Even if we know what it is, can someone fill in what you could do with it today, assuming you don't have access to a large IBM computer? Maybe it could interface to other systems (emulating a 3270 ??) or only remains as a collectable item that will generate some talk.

mbbrutman
August 21st, 2006, 07:42 AM
It looks like a monster old 5250 style terminal for use on S/38, AS/400 and related machines.

Do you have a picture of the front? From the angle it's hard to tell.

ribbets
August 21st, 2006, 09:10 AM
I've got a similiar key board (heavy,all metal and a base with grooves that looks like it might fit under your picture. It's buried somewhere in the old shop and I'll hunt it up tonight. I kept it around because I like the older tactile keyboards and it is IBM

FPM-III
September 11th, 2006, 02:46 PM
It looks like an IBM 5285 or 5281 (they both look identical unless you can see the model number under the IBM logo on the front). The basic difference between the two is that the 5285 is a stand alone programmable unit and the 5281 had to be connected to a 5285 or 5288 in order to work. They were part of the IBM 5280 series of Distributed Processing Systems. Essentially, they were used for data entry (key to an 8" floppy disk) and could function as a batch RJE (Remote Job Entry) to an IBM mainframe via modem through a dial-up or dedicated line. Its programming abilities allowed you to perform data validation before transmitting it to the mainframe, thus saving time and improving data quality. The 24x80 display screen permitted the data to be formatted, making it easy to read. This was a tremendous improvement from key punch days where the printing was over the card column and you had to know where the fields started and ended.

The 5285 appeared sometime around 1980. I was trained on the machine at an IBM school in October of 1980. As I recall, the 5285 had a maximum memory of 64K and the 8" floppy disk had a capacity of about 1MB. A 10MB hard drive (which replaced one of the floppy drives) appeared on the scene later. Initially, programming was accomplished using DE/RPG (Data Entry/Report Program Generator). A COBOL compiler was offered later. The COBOL compiler was unique. It was too large to run on the 5285 so you compiled the COBOL source code on an IBM mainframe which generated 5280 object code that you downloaded and saved to the 5285 ( or 5288 ) for execution.

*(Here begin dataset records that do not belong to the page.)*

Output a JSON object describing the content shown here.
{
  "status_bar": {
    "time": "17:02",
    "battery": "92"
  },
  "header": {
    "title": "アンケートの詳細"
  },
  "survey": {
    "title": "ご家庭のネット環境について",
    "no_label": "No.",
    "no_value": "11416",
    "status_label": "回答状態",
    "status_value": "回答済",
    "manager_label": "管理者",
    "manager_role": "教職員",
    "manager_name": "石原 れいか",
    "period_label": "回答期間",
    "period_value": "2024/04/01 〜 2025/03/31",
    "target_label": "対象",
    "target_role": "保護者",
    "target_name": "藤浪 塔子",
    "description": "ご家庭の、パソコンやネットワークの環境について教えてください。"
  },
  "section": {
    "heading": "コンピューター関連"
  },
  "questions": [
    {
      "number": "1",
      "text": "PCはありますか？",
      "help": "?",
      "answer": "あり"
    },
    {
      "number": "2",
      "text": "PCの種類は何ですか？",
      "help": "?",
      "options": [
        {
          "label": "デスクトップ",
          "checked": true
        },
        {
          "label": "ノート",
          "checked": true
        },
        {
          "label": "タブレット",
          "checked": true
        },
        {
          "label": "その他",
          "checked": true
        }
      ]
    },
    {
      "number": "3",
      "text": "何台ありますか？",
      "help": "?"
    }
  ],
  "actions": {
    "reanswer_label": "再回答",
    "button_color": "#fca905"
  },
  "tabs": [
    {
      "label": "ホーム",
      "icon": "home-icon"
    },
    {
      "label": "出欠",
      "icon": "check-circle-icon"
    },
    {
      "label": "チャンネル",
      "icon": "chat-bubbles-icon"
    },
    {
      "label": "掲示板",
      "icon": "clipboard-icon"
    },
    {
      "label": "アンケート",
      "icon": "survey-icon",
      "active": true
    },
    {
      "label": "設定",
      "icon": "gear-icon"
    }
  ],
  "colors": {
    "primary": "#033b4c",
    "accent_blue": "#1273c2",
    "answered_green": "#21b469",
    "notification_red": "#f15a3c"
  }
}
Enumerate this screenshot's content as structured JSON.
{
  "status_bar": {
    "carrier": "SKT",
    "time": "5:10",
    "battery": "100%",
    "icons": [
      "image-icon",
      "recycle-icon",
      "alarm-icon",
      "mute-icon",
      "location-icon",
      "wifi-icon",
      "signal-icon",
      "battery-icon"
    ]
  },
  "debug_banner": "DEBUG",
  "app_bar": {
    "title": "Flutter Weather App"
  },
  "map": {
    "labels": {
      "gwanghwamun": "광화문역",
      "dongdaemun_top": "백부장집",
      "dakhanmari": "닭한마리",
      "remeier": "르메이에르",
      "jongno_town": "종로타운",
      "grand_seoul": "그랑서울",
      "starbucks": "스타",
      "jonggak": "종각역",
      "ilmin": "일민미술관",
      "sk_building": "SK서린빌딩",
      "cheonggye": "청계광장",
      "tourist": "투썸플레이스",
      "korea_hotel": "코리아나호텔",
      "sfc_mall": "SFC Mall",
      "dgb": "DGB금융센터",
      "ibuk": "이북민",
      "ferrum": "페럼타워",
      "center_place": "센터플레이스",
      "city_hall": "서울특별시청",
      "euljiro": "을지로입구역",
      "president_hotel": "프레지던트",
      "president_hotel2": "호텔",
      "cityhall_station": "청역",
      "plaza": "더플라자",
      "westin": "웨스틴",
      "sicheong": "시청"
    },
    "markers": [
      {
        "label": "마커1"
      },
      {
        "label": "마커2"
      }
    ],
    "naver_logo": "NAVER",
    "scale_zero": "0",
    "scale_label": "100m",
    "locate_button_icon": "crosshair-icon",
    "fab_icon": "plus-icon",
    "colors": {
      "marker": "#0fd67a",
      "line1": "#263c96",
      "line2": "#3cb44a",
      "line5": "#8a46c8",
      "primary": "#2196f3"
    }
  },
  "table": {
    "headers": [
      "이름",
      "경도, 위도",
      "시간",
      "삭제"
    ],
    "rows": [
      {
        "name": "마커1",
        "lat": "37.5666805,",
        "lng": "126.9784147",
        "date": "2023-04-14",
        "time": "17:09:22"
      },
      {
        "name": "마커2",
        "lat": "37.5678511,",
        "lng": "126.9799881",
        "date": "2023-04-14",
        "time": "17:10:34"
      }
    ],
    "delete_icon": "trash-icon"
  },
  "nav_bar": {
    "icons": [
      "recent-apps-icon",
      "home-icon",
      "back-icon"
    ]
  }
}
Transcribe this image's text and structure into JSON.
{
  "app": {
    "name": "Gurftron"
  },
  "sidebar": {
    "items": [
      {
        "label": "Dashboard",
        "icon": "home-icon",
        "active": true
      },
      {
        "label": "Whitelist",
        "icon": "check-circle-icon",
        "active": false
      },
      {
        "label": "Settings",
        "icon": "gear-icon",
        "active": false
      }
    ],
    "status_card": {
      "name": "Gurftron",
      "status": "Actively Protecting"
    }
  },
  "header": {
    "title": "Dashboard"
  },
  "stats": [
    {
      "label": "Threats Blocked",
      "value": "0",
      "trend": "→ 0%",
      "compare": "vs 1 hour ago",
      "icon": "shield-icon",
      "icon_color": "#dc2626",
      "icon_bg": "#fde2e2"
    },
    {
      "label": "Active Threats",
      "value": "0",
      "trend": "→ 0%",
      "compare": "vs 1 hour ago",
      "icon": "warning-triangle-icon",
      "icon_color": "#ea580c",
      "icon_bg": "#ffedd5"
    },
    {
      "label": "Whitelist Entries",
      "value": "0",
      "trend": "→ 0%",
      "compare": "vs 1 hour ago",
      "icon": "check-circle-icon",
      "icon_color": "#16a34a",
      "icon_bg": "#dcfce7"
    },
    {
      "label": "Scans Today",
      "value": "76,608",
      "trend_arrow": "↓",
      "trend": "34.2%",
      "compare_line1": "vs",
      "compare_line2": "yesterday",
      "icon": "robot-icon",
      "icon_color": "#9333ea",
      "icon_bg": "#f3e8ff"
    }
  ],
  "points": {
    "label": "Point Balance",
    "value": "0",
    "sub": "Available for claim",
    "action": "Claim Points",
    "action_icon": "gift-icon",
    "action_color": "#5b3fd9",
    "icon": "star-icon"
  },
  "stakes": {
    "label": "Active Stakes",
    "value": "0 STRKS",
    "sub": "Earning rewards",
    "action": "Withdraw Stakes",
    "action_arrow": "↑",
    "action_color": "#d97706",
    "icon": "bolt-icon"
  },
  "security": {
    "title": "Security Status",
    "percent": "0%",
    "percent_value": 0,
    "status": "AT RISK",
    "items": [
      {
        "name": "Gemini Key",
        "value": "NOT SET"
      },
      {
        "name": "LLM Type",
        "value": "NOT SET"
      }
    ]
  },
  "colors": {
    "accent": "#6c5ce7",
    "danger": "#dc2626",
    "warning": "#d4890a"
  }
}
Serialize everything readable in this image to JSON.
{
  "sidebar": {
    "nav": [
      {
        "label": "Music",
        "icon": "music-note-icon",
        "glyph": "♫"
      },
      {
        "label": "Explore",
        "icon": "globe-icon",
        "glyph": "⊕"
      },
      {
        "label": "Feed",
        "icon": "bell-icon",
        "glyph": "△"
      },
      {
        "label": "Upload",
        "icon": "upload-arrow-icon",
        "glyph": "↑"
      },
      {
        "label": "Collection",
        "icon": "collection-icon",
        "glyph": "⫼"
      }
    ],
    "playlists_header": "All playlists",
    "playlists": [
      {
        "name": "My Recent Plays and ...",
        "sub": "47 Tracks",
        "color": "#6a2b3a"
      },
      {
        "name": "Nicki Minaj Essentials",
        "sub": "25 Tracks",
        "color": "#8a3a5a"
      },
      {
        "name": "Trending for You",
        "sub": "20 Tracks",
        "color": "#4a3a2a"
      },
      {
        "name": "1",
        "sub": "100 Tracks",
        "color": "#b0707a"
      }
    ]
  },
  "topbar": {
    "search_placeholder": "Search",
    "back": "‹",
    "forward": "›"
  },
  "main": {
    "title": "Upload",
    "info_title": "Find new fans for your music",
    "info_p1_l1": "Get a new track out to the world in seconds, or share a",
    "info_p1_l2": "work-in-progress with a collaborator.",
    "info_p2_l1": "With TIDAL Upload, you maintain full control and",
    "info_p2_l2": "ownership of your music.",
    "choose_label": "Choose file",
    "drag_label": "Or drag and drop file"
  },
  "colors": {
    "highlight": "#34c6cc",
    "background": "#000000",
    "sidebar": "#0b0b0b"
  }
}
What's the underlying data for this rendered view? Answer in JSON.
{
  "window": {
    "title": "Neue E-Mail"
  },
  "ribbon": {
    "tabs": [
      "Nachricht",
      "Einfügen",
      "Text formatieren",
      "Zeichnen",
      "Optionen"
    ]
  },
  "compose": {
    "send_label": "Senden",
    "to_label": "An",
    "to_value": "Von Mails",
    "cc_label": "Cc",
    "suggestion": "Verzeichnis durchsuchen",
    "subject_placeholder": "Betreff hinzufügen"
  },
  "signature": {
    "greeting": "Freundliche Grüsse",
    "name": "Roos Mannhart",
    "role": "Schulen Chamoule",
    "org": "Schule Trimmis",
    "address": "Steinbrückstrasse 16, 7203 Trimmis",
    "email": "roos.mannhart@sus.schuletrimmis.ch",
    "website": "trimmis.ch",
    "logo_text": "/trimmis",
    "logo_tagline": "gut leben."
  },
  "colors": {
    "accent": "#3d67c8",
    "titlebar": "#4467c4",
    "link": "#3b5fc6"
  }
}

We used 5285s for payroll and accounting applications at coal mines in Pennsylvania and West Virginia. They were reliable and required no special environmentals. This was important as mine offices tend to accumulate a lot of dirt and dust.